This film occupies this spot based on historical curiosity. Reviews of the film were mixed at the time, stating that the acting and direction were lacking, as well as damning the film’s preoccupation with money and cocktails. But the thing is, these reviews were written long before F. Scott Fitzgerald’s novel became the great American novel. They did not realize that they were commenting on the first attempt at filming the great 20th century classic.
So, why would this film be a masterpiece? It was made two years after the book was published. It stars actors who wear the same clothes, occupy the same rooms, and breath the same air as Jay Gatsby and Daisy Buchanan. They were in the thick of it. The roaring twenties were still roaring. Prohibition was still the law. There was no need to imagine what the wild parties were like because they were still raging.
Something tells me that this production of Gatsby was a triumph of production design and costuming. It’s as if Tolstoy had a chance to film Anna Karenina in the 1860’s. One can just imagine Scott and Zelda going to Rivoli theatre in New York City to watch the new photoplay of Scott’s most recent novel.
Though the film is now lost, a trailer still remains and was included as a bonus feature on the Blu-Ray of Baz Luhrmann’s most recent adaptation of the novel.
7. Cleopatra (1917)
Theda Bara was American cinema’s first real siren. She vamped her way through film after film in the mid to late teens. Most people agree that her greatest achievement was her portrayal of titular queen in William Fox’s 1917 production of Cleopatra.
The New York times said of Bara’s performance, “by dint of much rolling of eyes and many other maneuvers, contributes a thoroughly successful portrait of ‘the serpent of the Nile, the siren of the ages, and the eternal feminine,’ in the words of the screen, and thus does the ill-starred Queen of Egypt become the well-starred queen of movies.”
Cleopatra was one of the many films destroyed in the great fire at Fox studios in 1937. Sadly, most of Bara’s work for the studio was consumed as well. There are fragments of Cleopatra that survive, but they only open a small window into one of the screens earliest epics and brightest stars.
6. London After Midnight (1927)
The collaborations between Tod Browning and Lon Chaney produced many of silent cinema’s strangest and scariest films. Thankfully, most of them survive and have been restored in one form or another. Sadly, one of their greatest collaborations is one of the ones we have lost.
London After Midnight was the most commercially successful of Browning and Chaney’s collaborations. It was both a murder mystery and a horror film that shocked audiences and critics alike. Though the film has been lost since a fire at the MGM vault claimed it in 1967, Chaney’s make-up from the film has transcended ages as one of his greatest achievements.
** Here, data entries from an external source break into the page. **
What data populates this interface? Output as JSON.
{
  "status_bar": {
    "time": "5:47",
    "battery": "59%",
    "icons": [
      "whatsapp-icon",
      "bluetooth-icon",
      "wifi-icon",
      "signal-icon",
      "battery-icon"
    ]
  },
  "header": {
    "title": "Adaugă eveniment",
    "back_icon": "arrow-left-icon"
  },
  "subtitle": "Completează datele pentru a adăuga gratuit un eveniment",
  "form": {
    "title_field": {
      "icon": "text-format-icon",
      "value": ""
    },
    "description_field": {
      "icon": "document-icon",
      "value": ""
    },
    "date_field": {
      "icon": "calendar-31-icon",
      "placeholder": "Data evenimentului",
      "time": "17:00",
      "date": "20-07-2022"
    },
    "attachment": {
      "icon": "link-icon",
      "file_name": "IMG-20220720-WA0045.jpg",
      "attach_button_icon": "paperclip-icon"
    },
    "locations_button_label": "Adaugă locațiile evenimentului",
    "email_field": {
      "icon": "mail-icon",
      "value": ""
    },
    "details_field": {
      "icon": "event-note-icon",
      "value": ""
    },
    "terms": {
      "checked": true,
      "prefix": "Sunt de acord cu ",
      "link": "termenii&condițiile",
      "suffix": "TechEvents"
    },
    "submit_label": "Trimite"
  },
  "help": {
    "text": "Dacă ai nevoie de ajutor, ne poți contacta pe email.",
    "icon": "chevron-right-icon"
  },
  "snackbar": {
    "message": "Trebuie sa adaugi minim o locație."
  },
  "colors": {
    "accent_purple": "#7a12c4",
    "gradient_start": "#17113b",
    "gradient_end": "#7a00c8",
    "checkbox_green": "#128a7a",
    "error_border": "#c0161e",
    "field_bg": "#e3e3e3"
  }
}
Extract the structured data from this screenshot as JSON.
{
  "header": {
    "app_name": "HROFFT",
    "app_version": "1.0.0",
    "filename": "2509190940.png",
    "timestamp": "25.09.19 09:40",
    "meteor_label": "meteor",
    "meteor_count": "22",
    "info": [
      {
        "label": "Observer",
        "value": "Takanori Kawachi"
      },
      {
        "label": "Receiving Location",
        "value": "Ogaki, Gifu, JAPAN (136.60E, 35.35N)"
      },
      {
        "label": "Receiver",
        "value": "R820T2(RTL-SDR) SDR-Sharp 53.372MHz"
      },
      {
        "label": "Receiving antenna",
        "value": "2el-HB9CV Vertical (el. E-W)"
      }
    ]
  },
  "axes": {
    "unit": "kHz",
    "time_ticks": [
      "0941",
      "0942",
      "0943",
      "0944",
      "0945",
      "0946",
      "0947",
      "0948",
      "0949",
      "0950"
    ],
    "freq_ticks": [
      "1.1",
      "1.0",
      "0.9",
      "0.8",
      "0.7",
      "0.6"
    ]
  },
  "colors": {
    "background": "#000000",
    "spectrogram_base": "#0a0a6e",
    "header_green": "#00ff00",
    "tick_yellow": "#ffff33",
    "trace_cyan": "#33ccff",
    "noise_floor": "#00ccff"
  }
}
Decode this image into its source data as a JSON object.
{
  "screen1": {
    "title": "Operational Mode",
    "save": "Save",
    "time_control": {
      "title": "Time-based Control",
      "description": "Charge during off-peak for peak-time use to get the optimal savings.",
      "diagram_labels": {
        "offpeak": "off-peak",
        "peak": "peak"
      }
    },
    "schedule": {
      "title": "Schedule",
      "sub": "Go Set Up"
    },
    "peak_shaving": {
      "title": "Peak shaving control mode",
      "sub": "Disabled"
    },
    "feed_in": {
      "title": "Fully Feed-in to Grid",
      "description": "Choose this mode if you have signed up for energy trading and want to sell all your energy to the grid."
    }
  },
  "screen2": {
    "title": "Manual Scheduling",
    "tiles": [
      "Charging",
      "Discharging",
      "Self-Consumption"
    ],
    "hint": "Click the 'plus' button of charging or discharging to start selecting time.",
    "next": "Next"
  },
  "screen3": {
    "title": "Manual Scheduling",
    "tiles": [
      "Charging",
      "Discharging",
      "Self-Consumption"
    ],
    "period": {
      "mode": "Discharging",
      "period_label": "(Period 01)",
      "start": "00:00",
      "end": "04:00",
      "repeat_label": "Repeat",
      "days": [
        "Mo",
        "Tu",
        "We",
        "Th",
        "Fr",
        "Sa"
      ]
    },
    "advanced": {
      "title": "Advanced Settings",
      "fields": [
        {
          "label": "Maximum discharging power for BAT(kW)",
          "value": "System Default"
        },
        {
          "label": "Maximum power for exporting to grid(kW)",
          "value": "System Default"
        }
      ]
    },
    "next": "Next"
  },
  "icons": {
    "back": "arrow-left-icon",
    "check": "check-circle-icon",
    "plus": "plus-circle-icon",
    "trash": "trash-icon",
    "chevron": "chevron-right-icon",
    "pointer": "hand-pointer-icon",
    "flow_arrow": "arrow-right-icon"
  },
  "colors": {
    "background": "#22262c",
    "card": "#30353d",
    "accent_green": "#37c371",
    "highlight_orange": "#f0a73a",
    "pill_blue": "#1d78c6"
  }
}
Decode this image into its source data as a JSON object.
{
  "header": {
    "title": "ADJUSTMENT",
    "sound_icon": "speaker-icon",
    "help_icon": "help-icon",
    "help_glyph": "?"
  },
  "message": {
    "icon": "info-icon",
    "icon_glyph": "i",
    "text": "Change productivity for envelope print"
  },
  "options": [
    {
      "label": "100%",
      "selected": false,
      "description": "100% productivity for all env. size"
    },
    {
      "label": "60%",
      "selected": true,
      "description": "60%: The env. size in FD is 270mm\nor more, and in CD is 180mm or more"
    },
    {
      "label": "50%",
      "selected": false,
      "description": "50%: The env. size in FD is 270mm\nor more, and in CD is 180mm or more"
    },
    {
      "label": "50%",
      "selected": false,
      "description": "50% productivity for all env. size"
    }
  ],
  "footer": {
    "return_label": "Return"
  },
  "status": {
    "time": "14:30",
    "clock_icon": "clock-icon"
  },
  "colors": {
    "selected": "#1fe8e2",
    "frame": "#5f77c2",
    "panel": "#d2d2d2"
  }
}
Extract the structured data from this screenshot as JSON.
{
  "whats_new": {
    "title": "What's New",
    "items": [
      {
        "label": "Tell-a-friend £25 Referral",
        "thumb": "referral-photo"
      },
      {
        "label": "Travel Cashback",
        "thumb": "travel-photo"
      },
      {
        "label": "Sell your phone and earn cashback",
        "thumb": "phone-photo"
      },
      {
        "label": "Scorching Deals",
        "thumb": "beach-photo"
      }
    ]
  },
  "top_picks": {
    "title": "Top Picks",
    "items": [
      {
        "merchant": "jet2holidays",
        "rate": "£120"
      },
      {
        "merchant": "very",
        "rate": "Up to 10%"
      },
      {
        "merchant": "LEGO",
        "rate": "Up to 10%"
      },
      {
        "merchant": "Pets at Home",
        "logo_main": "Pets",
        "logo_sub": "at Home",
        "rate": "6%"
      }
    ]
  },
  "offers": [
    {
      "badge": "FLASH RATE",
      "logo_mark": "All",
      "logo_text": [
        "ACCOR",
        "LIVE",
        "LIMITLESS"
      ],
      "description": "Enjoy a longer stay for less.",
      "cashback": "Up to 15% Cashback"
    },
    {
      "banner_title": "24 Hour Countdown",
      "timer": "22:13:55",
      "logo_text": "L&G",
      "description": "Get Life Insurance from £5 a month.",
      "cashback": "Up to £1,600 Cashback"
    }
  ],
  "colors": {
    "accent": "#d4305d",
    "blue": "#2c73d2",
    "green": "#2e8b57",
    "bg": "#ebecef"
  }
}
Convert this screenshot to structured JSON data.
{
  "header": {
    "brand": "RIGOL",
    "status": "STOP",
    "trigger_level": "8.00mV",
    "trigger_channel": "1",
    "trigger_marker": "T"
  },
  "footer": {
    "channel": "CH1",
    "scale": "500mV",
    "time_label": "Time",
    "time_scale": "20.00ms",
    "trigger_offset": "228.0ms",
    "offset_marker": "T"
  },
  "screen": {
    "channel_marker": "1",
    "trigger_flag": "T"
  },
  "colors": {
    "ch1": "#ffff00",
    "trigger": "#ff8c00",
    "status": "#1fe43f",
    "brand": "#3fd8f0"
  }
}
In the film, Chaney had the dual role of Scotland Yard detective and wicked hypnotist with sharpened teeth. Through still photographs, plastic model kits, and Basil Gogos paintings in Famous Monsters of Filmland, generations of horror fans grew to long for Chaney’s lost masterpiece.
Though contemporary reviews were decidedly mixed, claiming the film was incoherent, Chaney’s performance was probably as great as any he gave. Seeing as he would die only three years later, any lost performance of his is a great loss. London After Midnight happens to be one of the greatest.